11 of the 19 reported trouble getting erections/experiencing libido with real partners--but not with porn. This is the first formal acknowledgement of this phenomenon, which has been reported by thousands of men in various forums since the arrival of tube sites with streaming porn.
Subjects also had greater impairments of sexual arousal and erectile difficulties in intimate relationships but not with sexually explicit materials.
Here are some of the hundreds of articles about this research, as well as Gary's notes and a link to the full study itself.
This one was interesting because UCLA's Rory Read gets it completely wrong - claiming the study shows the porn addicts' brains "say...we do like sex more." This directly contradicts the findings of the actual study. In fact the subjects WANT it [the porn vids] more, but they don't LIKE it any more than the controls do. This was one of the main points of the Voon paper. This wanting-more-than-liking behavior is a hallmark of addiction.
According to lead researcher Valerie Voon,
Sexual desire or subjective measures of wanting appeared dissociated from liking, in line with incentive-salience theories of addiction  in which there exists enhanced wanting but not liking of salient rewards.
Compared to healthy volunteers, CSB subjects had greater subjective sexual desire or wanting to explicit cues [BUT] had greater liking scores to erotic cues, thus demonstrating a dissociation between wanting and liking.

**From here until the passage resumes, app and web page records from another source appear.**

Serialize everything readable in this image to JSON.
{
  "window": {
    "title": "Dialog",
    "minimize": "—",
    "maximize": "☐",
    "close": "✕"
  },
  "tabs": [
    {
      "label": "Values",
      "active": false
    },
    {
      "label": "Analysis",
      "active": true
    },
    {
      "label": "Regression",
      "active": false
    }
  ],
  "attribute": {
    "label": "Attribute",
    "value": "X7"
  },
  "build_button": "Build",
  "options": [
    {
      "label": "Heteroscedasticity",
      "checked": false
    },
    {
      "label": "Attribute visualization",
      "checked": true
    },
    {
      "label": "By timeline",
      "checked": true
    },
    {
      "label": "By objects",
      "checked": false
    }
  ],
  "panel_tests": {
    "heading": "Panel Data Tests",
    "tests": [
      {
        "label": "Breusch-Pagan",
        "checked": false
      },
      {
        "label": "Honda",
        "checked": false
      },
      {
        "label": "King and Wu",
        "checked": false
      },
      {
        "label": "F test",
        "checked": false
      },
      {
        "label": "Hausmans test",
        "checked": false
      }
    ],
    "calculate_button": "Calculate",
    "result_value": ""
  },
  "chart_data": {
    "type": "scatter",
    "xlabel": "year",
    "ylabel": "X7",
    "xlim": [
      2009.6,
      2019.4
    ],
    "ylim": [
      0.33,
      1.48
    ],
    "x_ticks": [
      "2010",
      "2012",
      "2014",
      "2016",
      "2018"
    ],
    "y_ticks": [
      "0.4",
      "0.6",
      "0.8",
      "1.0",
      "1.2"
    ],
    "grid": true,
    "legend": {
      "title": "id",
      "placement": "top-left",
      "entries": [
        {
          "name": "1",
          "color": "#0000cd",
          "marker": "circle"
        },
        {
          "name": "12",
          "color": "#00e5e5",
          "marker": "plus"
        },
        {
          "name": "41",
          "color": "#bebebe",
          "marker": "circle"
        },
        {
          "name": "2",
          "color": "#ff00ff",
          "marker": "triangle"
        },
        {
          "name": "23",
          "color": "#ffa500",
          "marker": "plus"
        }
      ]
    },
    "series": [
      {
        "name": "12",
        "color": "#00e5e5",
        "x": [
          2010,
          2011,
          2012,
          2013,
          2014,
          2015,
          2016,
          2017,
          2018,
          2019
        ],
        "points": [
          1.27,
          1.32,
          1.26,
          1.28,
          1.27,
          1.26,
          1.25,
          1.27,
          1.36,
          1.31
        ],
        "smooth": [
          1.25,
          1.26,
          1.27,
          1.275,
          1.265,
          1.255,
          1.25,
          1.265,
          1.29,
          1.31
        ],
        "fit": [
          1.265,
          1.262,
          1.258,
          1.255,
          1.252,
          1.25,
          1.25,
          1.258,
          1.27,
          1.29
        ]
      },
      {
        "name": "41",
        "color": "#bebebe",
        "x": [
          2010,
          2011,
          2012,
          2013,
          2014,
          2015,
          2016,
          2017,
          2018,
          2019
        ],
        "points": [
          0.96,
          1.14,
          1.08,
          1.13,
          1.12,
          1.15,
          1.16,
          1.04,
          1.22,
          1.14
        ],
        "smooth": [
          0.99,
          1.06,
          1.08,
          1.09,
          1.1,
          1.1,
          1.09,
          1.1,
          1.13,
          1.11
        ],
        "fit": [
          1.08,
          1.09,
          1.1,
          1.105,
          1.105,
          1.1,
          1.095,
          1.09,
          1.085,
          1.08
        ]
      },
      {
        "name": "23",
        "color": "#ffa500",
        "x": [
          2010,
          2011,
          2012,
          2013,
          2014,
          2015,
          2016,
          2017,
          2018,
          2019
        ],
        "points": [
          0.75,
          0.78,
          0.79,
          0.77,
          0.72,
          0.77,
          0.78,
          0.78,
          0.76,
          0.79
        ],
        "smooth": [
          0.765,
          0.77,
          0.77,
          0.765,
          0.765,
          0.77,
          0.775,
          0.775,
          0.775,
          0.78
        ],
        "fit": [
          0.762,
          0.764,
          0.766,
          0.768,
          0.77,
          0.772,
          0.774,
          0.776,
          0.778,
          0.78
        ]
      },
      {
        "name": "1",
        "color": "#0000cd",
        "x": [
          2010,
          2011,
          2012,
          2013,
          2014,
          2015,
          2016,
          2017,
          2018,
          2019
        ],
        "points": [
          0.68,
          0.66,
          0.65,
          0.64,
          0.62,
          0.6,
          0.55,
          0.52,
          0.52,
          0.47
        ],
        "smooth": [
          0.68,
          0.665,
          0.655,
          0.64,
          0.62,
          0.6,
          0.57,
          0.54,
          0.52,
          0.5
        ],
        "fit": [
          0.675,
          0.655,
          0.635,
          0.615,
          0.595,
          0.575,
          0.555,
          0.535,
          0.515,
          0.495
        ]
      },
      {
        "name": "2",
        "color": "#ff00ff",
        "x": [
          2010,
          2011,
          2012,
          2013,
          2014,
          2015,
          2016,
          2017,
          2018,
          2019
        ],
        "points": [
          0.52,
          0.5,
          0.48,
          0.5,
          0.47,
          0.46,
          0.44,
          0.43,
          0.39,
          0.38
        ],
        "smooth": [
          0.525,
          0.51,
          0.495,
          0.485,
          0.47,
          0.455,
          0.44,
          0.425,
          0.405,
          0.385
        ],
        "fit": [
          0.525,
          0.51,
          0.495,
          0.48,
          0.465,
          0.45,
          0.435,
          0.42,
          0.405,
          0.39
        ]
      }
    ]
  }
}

Furthermore, this showed up in the subjects' erections. The addicts reported difficulty getting erections to anything but porn. So Reid is wrong that they "liked sex more" than other people. The addicts also had greater impairments of sexual arousal and erectile difficulties in intimate relationships but not with sexually explicit materials highlighting that the enhanced desire scores were specific to the explicit cues and not generalized heightened sexual desire.